The first argument is the newly created sub-type. The second argument (if not NULL) is the “parent” array (if the array was created using slicing or some other operation where a clearly-distinguishable parent is present). This routine can do anything it wants to. It should return a -1 on error and 0 otherwise.

If the `__array_finalize__` attribute is not None nor a CObject, then it must be a Python method that takes the parent array as an argument (which could be None if there is no parent), and returns nothing. Errors in this method will be caught and handled.

#### The __array_priority__ attribute¶

`ndarray.``__array_priority__`

This attribute allows simple but flexible determination of which sub- type should be considered “primary” when an operation involving two or more sub-types arises. In operations where different sub-types are being used, the sub-type with the largest `__array_priority__` attribute will determine the sub-type of the output(s). If two sub- types have the same `__array_priority__` then the sub-type of the first argument determines the output.
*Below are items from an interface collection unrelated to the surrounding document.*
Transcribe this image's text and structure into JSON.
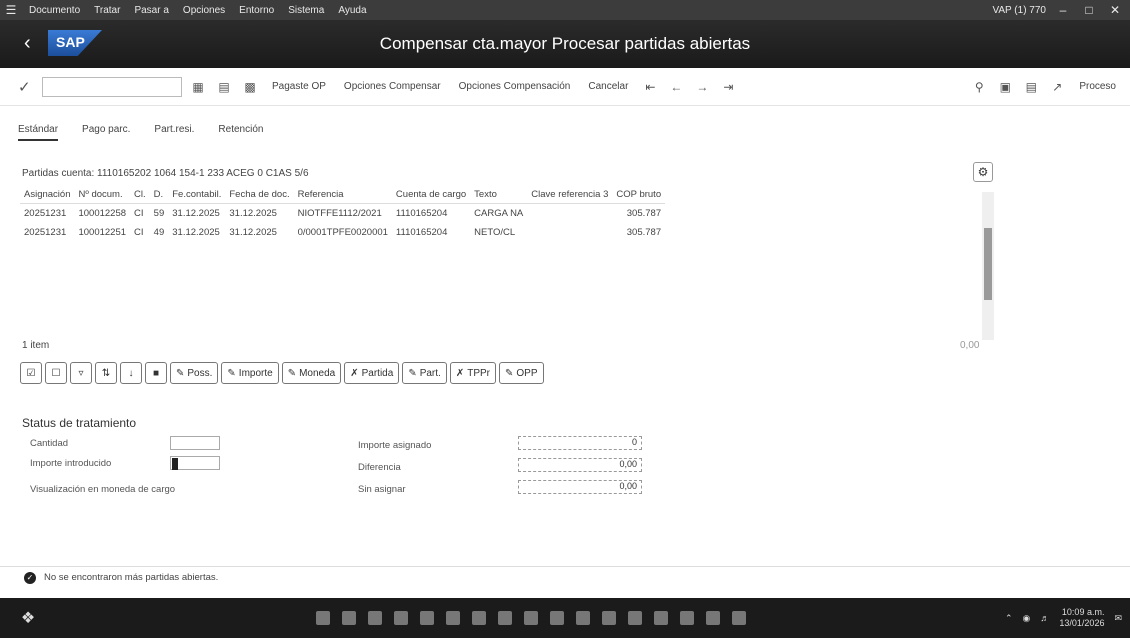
{
  "menubar": {
    "items": [
      "Documento",
      "Tratar",
      "Pasar a",
      "Opciones",
      "Entorno",
      "Sistema",
      "Ayuda"
    ],
    "system_info": "VAP (1) 770"
  },
  "titlebar": {
    "title": "Compensar cta.mayor Procesar partidas abiertas",
    "logo": "SAP"
  },
  "toolbar": {
    "buttons": [
      "Pagaste OP",
      "Opciones Compensar",
      "Opciones Compensación",
      "Cancelar"
    ],
    "right_button": "Proceso"
  },
  "tabs": [
    "Estándar",
    "Pago parc.",
    "Part.resi.",
    "Retención"
  ],
  "table": {
    "account_line": "Partidas cuenta: 1110165202 1064 154-1 233 ACEG 0 C1AS 5/6",
    "headers": [
      "Asignación",
      "Nº docum.",
      "Cl.",
      "D.",
      "Fe.contabil.",
      "Fecha de doc.",
      "Referencia",
      "Cuenta de cargo",
      "Texto",
      "Clave referencia 3",
      "COP bruto"
    ],
    "rows": [
      [
        "20251231",
        "100012258",
        "CI",
        "59",
        "31.12.2025",
        "31.12.2025",
        "NIOTFFE1112/2021",
        "1110165204",
        "CARGA NA",
        "",
        "305.787"
      ],
      [
        "20251231",
        "100012251",
        "CI",
        "49",
        "31.12.2025",
        "31.12.2025",
        "0/0001TPFE0020001",
        "1110165204",
        "NETO/CL",
        "",
        "305.787"
      ]
    ],
    "row_count": "1 item",
    "right_marker": "0,00"
  },
  "button_strip": {
    "labels": [
      "Poss.",
      "Importe",
      "Moneda",
      "Partida",
      "Part.",
      "TPPr",
      "OPP"
    ]
  },
  "status": {
    "title": "Status de tratamiento",
    "left_labels": [
      "Cantidad",
      "Importe introducido",
      "Visualización en moneda de cargo"
    ],
    "right_labels": [
      "Importe asignado",
      "Diferencia",
      "Sin asignar"
    ],
    "right_values": [
      "0",
      "0,00",
      "0,00"
    ]
  },
  "statusbar": {
    "message": "No se encontraron más partidas abiertas."
  },
  "taskbar": {
    "time": "10:09 a.m.",
    "date": "13/01/2026"
  }
}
The default `__array_priority__` attribute returns a value of 0.0 for the base ndarray type and 1.0 for a sub-type. This attribute can also be defined by objects that are not sub-types of the ndarray and can be used to determine which `__array_wrap__` method should be called for the return output.
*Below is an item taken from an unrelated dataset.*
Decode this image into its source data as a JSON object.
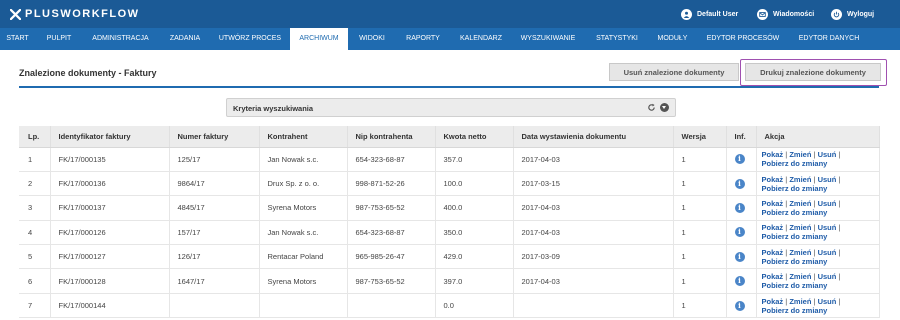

#### The __array_wrap__ method¶

`ndarray.``__array_wrap__`

Any class or type can define this method which should take an ndarray argument and return an instance of the type. It can be seen as the opposite of the `__array__` method. This method is used by the ufuncs (and other NumPy functions) to allow other objects to pass through. For Python >2.4, it can also be used to write a decorator that converts a function that works only with ndarrays to one that works with any type with `__array__` and `__array_wrap__` methods.